**Directions**
For each line of the data below that holds "Windows", copy the line.

**Records shown**
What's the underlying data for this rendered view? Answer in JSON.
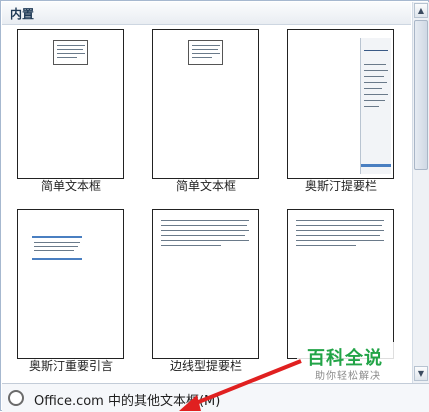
{
  "header": {
    "title": "内置"
  },
  "items": [
    {
      "label": "简单文本框"
    },
    {
      "label": "简单文本框"
    },
    {
      "label": "奥斯汀提要栏"
    },
    {
      "label": "奥斯汀重要引言"
    },
    {
      "label": "边线型提要栏"
    },
    {
      "label": ""
    }
  ],
  "footer": {
    "label": "Office.com 中的其他文本框(M)"
  },
  "watermark": {
    "title": "百科全说",
    "subtitle": "助你轻松解决"
  },
  "colors": {
    "accent": "#4a7fc1",
    "watermark": "#22a447",
    "arrow": "#e02020"
  },
  "icons": {
    "scroll_up": "chevron-up-icon",
    "scroll_down": "chevron-down-icon",
    "footer": "office-globe-icon"
  }
}
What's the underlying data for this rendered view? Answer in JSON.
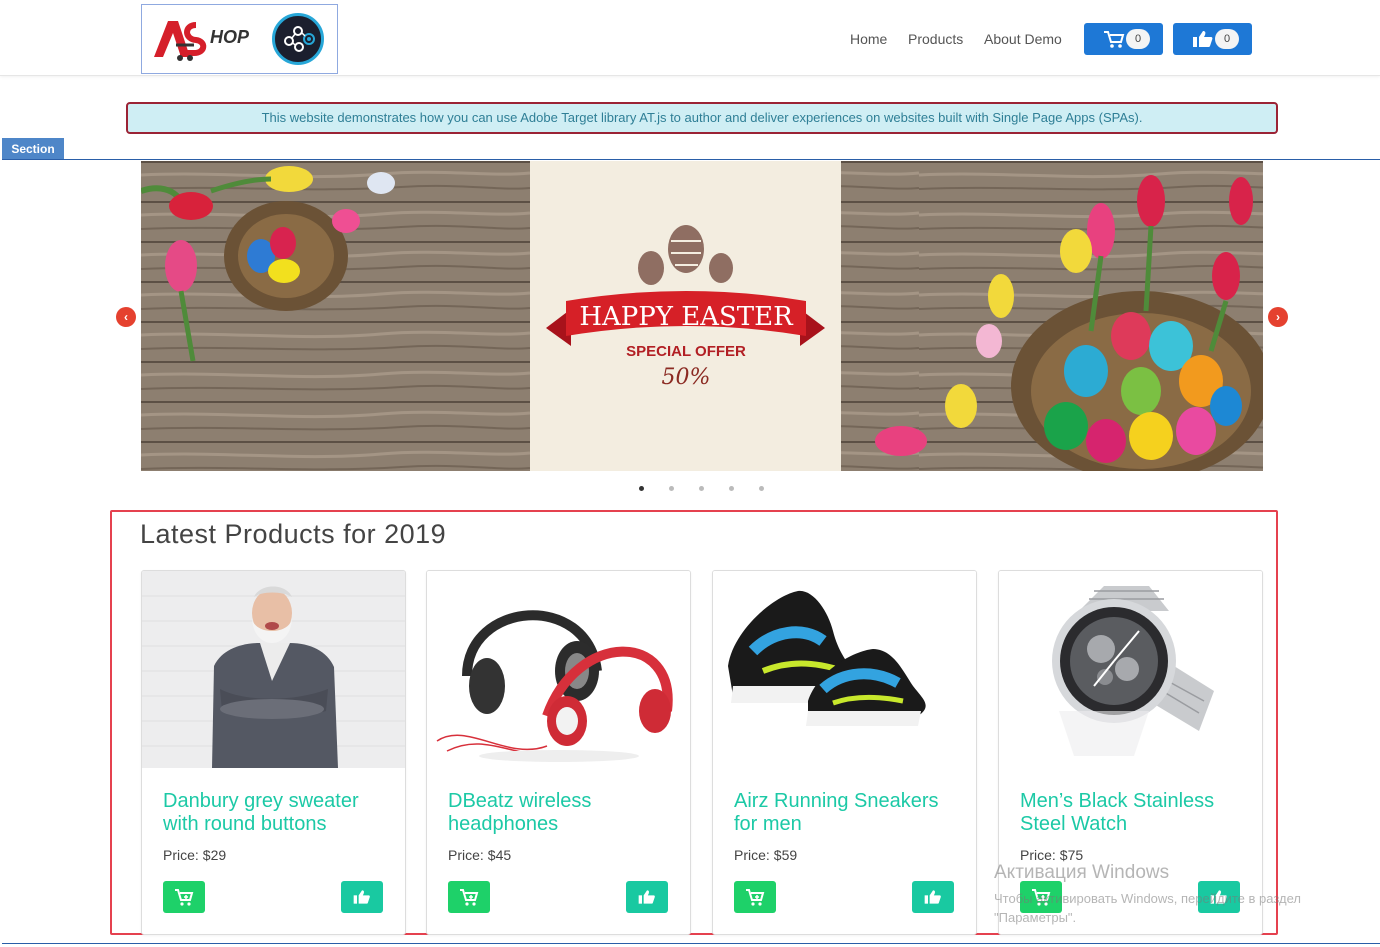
{
  "header": {
    "logo_text": "HOP",
    "nav": [
      {
        "label": "Home"
      },
      {
        "label": "Products"
      },
      {
        "label": "About Demo"
      }
    ],
    "cart_count": "0",
    "likes_count": "0"
  },
  "notice": {
    "text": "This website demonstrates how you can use Adobe Target library AT.js to author and deliver experiences on websites built with Single Page Apps (SPAs)."
  },
  "section_tab": "Section",
  "banner": {
    "line1": "HAPPY EASTER",
    "line2": "SPECIAL OFFER",
    "line3": "50%"
  },
  "carousel": {
    "dots": 5,
    "active_dot": 0
  },
  "products": {
    "title": "Latest Products for 2019",
    "items": [
      {
        "name": "Danbury grey sweater with round buttons",
        "price_label": "Price:",
        "price": "$29"
      },
      {
        "name": "DBeatz wireless headphones",
        "price_label": "Price:",
        "price": "$45"
      },
      {
        "name": "Airz Running Sneakers for men",
        "price_label": "Price:",
        "price": "$59"
      },
      {
        "name": "Men’s Black Stainless Steel Watch",
        "price_label": "Price:",
        "price": "$75"
      }
    ]
  },
  "watermark": {
    "line1": "Активация Windows",
    "line2": "Чтобы активировать Windows, перейдите в раздел",
    "line3": "\"Параметры\"."
  },
  "colors": {
    "nav_button": "#1e78d6",
    "product_name": "#1cc9a6",
    "cart_button": "#1ed169",
    "like_button": "#19c9a1",
    "notice_border": "#9b2335",
    "notice_bg": "#cfeef4",
    "highlight_frame": "#e5414f"
  }
}
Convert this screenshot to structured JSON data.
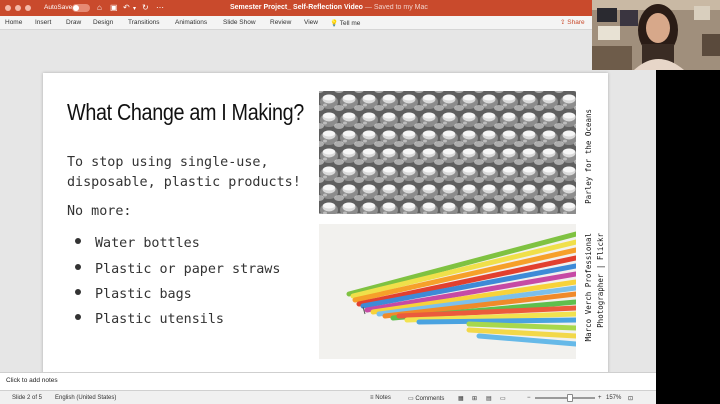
{
  "titlebar": {
    "autosave_label": "AutoSave",
    "autosave_state": "OFF",
    "doc_title": "Semester Project_ Self-Reflection Video",
    "saved_status": "— Saved to my Mac",
    "bg_color": "#c94a2c"
  },
  "ribbon": {
    "tabs": [
      "Home",
      "Insert",
      "Draw",
      "Design",
      "Transitions",
      "Animations",
      "Slide Show",
      "Review",
      "View"
    ],
    "tell_me": "Tell me",
    "share": "Share"
  },
  "slide": {
    "title": "What Change am I Making?",
    "body_line1": "To stop using single-use,",
    "body_line2": "disposable, plastic products!",
    "no_more": "No more:",
    "bullets": [
      "Water bottles",
      "Plastic or paper straws",
      "Plastic bags",
      "Plastic utensils"
    ],
    "credit_1": "Parley for the Oceans",
    "credit_2_line1": "Marco Verch Professional",
    "credit_2_line2": "Photographer | Flickr"
  },
  "notes": {
    "placeholder": "Click to add notes"
  },
  "statusbar": {
    "slide_info": "Slide 2 of 5",
    "language": "English (United States)",
    "notes_label": "Notes",
    "comments_label": "Comments",
    "zoom_minus": "−",
    "zoom_plus": "+",
    "zoom_level": "157%"
  }
}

**Finished task**
    "line1": "Активация Windows",
    "line2": "Чтобы активировать Windows, перейдите в раздел",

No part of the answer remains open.